To do: In the listing below, identify each line with the word "yyyy" and return those lines.

Start of Block

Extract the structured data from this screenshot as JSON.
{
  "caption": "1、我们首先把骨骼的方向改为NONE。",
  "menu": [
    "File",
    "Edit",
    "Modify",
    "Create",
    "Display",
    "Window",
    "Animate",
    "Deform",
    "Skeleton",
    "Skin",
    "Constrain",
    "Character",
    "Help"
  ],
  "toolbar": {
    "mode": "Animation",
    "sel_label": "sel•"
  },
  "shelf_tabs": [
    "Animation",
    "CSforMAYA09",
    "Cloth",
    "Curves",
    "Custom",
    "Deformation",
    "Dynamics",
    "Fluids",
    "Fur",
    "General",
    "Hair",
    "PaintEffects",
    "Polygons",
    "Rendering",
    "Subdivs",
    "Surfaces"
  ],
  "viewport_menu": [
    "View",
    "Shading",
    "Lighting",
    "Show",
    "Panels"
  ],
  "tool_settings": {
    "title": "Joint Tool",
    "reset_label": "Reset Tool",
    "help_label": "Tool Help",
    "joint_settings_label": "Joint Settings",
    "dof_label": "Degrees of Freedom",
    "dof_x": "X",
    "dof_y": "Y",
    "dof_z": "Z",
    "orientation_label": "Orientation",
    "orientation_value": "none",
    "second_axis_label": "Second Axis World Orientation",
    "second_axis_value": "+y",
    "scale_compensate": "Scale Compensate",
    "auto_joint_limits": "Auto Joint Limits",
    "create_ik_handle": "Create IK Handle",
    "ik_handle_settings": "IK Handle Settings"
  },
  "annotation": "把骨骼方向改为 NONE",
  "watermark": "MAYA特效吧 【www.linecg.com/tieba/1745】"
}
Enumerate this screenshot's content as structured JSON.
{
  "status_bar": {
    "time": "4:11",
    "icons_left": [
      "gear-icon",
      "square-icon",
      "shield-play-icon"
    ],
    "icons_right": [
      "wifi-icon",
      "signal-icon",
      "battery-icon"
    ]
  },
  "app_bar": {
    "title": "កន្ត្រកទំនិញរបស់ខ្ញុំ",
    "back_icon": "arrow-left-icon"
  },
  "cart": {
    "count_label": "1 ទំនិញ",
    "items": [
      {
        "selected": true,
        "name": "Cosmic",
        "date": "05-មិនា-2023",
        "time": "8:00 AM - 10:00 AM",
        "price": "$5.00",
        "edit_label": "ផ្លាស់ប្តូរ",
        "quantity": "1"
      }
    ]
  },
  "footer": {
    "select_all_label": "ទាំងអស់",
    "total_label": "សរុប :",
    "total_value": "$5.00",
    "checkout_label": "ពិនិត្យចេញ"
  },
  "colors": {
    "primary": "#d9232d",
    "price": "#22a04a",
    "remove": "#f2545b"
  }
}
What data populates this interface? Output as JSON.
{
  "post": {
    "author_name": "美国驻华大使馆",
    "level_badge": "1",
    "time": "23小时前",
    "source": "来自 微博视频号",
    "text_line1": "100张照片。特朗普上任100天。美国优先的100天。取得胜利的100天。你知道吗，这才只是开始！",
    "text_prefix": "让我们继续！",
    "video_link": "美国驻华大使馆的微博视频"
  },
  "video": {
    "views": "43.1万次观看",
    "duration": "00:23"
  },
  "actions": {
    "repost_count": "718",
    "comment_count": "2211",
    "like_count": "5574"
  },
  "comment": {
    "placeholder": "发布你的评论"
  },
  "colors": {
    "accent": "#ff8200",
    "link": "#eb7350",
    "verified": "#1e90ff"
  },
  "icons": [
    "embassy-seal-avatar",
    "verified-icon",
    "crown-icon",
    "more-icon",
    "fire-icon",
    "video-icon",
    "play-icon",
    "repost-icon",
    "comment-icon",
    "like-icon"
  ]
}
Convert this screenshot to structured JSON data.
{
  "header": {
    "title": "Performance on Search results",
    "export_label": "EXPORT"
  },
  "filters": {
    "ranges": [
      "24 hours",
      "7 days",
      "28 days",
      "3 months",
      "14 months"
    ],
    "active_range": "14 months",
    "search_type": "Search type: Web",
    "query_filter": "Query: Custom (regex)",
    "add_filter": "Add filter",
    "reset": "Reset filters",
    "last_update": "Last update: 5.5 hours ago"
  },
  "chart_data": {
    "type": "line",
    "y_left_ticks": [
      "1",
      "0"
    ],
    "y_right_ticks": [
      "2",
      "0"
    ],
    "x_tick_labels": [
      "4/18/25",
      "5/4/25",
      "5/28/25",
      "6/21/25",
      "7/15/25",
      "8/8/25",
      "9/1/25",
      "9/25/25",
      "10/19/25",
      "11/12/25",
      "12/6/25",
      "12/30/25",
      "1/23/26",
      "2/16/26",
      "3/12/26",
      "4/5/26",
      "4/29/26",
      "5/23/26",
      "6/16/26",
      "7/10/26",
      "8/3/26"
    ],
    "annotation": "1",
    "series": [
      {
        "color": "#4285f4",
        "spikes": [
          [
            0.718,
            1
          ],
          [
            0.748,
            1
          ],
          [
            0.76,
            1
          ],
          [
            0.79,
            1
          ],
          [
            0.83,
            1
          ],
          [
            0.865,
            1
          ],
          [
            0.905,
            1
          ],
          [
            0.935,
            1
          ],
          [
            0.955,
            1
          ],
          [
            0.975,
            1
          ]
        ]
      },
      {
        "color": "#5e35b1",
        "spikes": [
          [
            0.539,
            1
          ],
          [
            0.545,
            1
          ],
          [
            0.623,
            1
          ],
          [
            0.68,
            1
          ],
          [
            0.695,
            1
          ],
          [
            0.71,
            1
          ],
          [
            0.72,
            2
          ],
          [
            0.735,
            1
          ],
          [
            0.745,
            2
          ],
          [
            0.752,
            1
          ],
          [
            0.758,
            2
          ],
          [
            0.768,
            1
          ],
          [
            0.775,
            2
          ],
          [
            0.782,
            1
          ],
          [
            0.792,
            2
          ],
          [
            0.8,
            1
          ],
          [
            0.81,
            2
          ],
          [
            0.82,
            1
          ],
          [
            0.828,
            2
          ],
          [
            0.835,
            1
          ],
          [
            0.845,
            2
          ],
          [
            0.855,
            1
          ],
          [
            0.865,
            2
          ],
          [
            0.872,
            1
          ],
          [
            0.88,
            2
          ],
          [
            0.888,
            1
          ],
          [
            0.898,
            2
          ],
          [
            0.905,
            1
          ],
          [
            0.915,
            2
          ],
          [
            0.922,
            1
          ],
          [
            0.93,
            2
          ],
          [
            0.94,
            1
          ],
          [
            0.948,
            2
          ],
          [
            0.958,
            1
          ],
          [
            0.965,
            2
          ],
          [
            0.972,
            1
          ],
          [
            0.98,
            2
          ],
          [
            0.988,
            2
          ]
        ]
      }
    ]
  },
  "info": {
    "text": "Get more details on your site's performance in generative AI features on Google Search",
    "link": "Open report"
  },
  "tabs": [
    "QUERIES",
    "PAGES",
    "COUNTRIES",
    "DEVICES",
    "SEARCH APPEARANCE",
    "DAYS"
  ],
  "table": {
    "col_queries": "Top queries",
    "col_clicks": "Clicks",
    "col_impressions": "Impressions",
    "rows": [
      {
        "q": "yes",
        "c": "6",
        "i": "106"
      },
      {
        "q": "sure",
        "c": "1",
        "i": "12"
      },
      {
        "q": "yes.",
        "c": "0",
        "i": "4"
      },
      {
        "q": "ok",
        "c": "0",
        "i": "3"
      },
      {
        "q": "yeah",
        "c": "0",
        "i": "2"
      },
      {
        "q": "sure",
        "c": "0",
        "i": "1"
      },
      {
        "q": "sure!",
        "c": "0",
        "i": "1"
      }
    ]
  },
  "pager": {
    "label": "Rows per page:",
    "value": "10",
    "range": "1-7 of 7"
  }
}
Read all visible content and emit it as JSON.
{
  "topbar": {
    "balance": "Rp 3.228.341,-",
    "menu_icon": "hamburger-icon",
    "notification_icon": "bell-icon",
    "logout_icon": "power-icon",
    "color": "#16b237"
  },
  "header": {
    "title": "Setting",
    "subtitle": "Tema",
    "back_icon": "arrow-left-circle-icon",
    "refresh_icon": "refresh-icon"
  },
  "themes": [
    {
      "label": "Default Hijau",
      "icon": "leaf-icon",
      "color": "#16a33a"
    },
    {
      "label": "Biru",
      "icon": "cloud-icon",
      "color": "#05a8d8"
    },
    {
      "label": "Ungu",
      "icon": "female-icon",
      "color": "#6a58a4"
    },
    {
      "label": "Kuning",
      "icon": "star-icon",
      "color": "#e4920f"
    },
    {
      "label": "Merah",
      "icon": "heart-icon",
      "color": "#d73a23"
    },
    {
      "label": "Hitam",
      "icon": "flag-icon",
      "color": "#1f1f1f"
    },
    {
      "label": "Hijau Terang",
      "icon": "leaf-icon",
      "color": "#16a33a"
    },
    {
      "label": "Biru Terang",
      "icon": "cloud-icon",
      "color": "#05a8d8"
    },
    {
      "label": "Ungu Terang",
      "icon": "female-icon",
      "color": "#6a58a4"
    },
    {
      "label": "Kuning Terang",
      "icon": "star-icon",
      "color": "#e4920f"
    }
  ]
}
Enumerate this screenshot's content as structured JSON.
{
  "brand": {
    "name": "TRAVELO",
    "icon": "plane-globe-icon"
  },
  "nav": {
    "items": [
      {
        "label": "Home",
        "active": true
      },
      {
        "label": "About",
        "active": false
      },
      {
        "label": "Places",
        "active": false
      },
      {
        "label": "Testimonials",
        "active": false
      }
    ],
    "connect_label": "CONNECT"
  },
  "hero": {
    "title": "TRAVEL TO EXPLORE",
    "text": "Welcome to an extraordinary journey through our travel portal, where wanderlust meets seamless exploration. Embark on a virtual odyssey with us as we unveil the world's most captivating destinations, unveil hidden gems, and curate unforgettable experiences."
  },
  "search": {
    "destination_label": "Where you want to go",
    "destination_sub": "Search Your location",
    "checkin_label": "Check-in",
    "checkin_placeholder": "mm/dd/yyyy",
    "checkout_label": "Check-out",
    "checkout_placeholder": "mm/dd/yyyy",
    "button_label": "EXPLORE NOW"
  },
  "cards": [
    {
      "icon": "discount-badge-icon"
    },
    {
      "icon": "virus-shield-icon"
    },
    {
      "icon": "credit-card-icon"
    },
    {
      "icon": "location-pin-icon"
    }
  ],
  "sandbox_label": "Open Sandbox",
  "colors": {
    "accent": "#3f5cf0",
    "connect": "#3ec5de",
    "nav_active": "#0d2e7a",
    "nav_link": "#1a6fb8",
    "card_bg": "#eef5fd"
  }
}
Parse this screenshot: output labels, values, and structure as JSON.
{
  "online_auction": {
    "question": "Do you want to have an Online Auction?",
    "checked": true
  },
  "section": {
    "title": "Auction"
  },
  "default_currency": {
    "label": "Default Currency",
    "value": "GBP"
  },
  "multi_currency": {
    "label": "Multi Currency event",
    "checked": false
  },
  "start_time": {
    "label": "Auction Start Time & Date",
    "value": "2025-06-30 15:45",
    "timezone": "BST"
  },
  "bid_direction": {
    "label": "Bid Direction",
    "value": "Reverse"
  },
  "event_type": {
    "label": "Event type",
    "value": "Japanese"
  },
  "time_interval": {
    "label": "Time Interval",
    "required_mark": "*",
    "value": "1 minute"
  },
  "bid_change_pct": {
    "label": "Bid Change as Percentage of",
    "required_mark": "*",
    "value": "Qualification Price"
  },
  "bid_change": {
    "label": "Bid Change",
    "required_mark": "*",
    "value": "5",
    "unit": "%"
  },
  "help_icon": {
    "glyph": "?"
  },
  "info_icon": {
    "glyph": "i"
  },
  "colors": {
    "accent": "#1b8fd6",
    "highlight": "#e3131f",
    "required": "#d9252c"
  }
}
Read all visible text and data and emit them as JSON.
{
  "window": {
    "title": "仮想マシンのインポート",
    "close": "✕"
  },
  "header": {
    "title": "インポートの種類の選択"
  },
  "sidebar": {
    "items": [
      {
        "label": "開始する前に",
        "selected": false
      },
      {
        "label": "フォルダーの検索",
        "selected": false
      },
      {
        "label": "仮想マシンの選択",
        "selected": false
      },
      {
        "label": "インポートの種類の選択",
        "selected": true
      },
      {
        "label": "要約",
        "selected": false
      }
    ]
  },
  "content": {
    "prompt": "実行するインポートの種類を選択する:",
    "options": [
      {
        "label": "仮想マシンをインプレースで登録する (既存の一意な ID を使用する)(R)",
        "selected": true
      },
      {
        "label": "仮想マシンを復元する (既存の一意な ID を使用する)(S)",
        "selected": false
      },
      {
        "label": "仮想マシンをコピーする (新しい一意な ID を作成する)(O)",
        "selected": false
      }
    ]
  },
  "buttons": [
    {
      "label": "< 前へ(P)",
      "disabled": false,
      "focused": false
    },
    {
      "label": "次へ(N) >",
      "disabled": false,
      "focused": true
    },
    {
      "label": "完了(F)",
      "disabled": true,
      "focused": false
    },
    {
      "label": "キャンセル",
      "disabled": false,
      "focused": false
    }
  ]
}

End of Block

Solution to the problem:
    "checkin_placeholder": "mm/dd/yyyy",
    "checkout_placeholder": "mm/dd/yyyy",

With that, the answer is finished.